The city is in the middle of a dispute with its former bookkeeper, Geneva Wall, who contends her dismissal constitutes an illegal action. The Blount County Merit Board has agreed to hear Wall’s appeal, but the city may challenge that decision in circuit court. As of Tuesday, the board had set Wall’s hearing for Feb. 18, but Circuit Judge Steven King issued a temporary restraining order on the hearing. (See article on front page)

Councilor Tonya Rogers sought clarification in discussion prior to the vote on Epps. She asked if the move represents a transfer or promotion. She was told it is both.

After the Epps change, the council voted to hire Amanda Stanfield as an administrative assistant. When questioned after the meeting about Mayor Ross Norris’s statement that the Stanfield hiring was not an additional employee, city manager Ed Lowe explained that the city had not filled the position when it was last vacated. Beyond the two hires, the council voted to advertise the just-vacated revenue officer position.

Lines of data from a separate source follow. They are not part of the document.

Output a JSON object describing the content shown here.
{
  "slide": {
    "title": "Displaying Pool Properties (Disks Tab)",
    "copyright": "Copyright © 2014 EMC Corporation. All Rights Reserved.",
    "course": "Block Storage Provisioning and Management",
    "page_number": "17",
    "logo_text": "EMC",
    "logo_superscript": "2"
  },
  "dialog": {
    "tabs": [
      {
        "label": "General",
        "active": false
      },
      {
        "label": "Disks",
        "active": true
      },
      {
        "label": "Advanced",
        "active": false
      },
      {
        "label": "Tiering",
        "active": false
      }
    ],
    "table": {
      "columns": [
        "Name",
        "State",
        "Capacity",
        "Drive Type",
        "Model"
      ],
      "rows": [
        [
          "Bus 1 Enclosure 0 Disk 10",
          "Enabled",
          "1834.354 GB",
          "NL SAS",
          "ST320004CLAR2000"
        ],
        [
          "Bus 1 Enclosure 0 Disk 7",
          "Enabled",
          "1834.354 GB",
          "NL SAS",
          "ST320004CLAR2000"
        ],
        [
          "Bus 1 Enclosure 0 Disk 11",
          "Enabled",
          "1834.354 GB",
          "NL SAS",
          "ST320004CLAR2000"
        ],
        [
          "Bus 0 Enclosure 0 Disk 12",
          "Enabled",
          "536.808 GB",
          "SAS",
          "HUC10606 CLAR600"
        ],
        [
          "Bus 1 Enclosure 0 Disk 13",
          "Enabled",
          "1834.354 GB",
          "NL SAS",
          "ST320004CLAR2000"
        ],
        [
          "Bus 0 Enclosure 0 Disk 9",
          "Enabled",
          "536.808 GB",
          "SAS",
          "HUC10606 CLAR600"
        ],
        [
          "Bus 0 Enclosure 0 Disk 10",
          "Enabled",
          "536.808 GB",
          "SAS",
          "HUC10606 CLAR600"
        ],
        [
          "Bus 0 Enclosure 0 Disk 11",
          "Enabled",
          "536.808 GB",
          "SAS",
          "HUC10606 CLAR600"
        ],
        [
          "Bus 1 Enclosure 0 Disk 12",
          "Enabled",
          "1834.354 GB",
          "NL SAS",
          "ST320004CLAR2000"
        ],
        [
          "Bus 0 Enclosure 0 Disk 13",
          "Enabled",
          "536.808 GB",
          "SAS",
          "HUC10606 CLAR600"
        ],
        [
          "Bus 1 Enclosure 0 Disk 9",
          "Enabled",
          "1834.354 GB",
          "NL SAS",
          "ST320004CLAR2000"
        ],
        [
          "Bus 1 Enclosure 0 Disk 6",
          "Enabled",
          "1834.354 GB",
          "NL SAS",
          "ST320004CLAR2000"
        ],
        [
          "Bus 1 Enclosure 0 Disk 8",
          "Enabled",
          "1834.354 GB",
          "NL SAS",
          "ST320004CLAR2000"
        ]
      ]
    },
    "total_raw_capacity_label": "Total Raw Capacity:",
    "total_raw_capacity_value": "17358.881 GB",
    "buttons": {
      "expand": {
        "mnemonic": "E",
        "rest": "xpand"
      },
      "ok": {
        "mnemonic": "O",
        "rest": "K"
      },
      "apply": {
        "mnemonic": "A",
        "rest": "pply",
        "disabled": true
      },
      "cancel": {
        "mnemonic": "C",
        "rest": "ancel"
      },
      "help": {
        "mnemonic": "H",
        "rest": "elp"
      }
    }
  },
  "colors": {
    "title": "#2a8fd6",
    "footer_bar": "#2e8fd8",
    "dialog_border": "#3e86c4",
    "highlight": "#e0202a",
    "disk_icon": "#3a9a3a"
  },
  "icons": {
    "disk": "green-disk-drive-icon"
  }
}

Moving further toward granting The Redeemer Church permission to locate permanently in the downtown entertainment district, the council endorsed the unanimous vote of its planning commission to establish a place of worship special exemption with a conditional waiver for its B-3 zone (i.e. entertainment district). The exemption would permit churches within that district, while the condition formalizes the church’s agreement to waive city liquor establishment distance laws in B-3.

Later in the session, Councilman Tim McNair advised Matt Scott, the church pastor, that the zoning board of adjustment would still need to act, as would the council, before the proposed change can be completed.

Lowe provided an update on the proposed Wallace State Community College satellite campus. Among other points, he noted changes in the planned city-built building.

He said he had learned that the envisioned class and multipurpose rooms are larger than required. He indicated plans to reduce the multipurpose capacity from 300 to between 150 and 200. That reduced square footage along with similar reductions in class sizes will permit additional business incubator space in the building. He also said that the city library board objected to the planned two-story library space and that it will be redesigned for one floor.

Lowe won approval for a contract with frequently-used architecture and engineering firm Goodwyn, Mills and Cawood. The firm offered to handle design and state permitting for road entrances at the city’s recently acquired 100 acres on Ala 75 North.

Although the council approved the use of electronic vote counting devices for the summer municipal elections, members delayed contract approval with William Blythe. Councilmen Danny Robinson and Mark Gargus posed questions, with Robinson suggesting tabling the matter until city attorney Alex Smith could review the proposed contract and speak with Blythe.

In closing councilor comments, McNair shared concerns of his neighbors on McCay Avenue dealing with repaving there. Norris noted, later, that the city has over $400,000 available for paving projects and will soon prioritize that expenditure.

Councilman Hal Blackwood joined Mayor Norris and the other councilors (Rogers, McNair, Robinson, and Gargus) for the Feb. 9 meeting. The council holds its regular sessions the second and fourth Tuesdays of each month at 5:30 p.m. in city hall.